▶ [Directions]
Among the records that follow, how many lines contain the word "heading"? Give the number and no other words.

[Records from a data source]
▶

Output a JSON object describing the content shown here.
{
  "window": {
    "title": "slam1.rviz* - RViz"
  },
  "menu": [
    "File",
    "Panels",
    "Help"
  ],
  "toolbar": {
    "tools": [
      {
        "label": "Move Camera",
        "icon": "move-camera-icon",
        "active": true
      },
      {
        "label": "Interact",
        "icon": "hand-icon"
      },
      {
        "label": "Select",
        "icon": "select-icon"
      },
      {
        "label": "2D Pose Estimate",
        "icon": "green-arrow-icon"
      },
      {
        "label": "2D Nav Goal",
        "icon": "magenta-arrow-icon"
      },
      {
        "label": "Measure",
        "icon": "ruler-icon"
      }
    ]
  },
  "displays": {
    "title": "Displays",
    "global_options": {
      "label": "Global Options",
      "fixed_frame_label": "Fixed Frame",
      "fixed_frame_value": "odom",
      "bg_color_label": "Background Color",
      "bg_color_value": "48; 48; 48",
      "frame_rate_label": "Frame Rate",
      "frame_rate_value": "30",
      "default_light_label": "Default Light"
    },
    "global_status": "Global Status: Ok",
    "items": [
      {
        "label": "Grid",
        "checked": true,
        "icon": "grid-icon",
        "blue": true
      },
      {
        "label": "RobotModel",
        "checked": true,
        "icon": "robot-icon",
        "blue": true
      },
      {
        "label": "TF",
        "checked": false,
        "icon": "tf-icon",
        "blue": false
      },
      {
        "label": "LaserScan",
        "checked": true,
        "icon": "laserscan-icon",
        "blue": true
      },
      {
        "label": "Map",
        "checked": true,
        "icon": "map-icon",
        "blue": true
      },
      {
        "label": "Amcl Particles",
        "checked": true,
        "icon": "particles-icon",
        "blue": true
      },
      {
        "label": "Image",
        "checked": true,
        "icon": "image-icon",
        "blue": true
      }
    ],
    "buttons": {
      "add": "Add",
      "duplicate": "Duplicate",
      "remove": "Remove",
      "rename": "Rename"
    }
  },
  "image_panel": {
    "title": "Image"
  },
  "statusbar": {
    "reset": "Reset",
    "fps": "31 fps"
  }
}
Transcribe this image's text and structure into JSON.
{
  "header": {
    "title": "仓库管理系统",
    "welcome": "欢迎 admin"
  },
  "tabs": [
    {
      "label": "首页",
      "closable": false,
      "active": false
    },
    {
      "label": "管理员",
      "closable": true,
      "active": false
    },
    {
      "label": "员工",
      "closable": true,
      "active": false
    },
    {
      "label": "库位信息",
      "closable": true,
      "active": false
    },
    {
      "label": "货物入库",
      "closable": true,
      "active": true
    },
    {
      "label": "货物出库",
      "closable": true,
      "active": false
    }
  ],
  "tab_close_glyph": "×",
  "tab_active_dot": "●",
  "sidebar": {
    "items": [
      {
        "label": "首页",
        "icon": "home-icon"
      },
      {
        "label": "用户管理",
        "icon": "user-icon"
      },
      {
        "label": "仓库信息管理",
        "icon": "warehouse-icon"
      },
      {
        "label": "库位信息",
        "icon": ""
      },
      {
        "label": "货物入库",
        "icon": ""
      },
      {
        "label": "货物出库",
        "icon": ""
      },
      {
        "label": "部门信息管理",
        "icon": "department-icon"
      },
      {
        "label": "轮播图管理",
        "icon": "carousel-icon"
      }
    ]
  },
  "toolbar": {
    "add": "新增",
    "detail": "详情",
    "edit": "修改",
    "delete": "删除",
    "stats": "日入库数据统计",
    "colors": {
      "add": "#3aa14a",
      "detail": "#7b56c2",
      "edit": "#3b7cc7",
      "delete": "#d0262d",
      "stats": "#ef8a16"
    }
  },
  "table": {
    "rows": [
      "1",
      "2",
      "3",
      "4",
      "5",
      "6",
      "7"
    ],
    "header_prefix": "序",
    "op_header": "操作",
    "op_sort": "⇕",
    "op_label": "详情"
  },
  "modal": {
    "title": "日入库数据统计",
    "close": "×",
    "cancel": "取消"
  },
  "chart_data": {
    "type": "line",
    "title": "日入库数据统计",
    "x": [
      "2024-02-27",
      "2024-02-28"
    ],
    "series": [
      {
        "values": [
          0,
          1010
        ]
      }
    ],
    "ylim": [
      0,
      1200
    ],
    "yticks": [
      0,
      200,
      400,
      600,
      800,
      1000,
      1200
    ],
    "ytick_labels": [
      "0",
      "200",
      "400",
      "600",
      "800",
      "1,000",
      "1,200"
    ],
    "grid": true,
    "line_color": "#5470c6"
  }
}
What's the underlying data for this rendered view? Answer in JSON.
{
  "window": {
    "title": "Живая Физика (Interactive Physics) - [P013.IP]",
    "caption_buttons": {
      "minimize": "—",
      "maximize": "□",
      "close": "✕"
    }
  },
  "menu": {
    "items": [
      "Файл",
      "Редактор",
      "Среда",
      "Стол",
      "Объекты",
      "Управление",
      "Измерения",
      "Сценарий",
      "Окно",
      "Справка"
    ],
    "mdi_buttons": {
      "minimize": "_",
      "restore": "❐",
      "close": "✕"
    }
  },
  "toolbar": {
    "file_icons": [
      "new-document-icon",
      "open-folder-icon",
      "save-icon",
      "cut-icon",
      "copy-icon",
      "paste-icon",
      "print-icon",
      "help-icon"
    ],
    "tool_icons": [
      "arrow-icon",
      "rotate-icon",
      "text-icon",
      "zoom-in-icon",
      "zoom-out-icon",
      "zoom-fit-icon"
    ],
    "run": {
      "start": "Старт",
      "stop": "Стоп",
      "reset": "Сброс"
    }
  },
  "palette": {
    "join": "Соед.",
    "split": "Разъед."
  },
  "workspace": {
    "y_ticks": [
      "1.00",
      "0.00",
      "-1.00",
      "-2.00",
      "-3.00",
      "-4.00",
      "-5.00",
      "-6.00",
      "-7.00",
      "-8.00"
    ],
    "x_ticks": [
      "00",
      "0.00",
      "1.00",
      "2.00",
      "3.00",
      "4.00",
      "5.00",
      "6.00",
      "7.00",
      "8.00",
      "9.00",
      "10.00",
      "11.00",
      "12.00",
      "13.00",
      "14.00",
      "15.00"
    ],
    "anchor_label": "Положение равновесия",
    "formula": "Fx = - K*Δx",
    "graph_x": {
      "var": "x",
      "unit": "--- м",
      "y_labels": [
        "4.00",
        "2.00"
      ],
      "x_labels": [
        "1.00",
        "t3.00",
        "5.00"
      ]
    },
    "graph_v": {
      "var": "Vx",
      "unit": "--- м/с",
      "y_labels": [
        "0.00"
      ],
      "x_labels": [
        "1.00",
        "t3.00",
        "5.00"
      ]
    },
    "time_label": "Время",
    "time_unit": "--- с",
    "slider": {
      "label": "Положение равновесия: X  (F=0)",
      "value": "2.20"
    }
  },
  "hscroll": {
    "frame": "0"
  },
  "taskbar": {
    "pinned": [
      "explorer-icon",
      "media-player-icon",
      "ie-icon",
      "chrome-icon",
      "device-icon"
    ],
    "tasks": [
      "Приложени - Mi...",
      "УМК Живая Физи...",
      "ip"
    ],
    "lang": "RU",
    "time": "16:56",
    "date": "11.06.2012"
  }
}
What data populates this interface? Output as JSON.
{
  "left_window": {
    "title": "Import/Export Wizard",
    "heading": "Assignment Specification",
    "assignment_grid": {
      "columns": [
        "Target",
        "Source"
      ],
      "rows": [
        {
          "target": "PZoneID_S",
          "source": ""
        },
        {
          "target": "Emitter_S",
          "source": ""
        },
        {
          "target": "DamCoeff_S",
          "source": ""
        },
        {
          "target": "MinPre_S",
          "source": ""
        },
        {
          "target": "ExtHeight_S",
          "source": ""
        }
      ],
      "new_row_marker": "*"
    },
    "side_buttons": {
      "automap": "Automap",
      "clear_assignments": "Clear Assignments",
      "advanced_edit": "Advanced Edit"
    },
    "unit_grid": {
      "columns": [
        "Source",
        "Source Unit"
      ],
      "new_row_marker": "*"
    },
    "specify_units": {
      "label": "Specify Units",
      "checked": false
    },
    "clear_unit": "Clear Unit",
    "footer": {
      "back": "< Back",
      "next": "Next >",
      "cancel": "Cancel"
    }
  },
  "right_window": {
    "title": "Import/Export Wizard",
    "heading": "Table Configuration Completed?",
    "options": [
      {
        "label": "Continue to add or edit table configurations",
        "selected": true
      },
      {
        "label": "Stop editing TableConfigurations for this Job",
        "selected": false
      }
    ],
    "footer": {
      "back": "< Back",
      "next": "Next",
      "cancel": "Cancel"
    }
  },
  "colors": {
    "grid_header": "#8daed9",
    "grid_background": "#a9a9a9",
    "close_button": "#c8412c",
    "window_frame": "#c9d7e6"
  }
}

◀

▶ [Response to the task]
2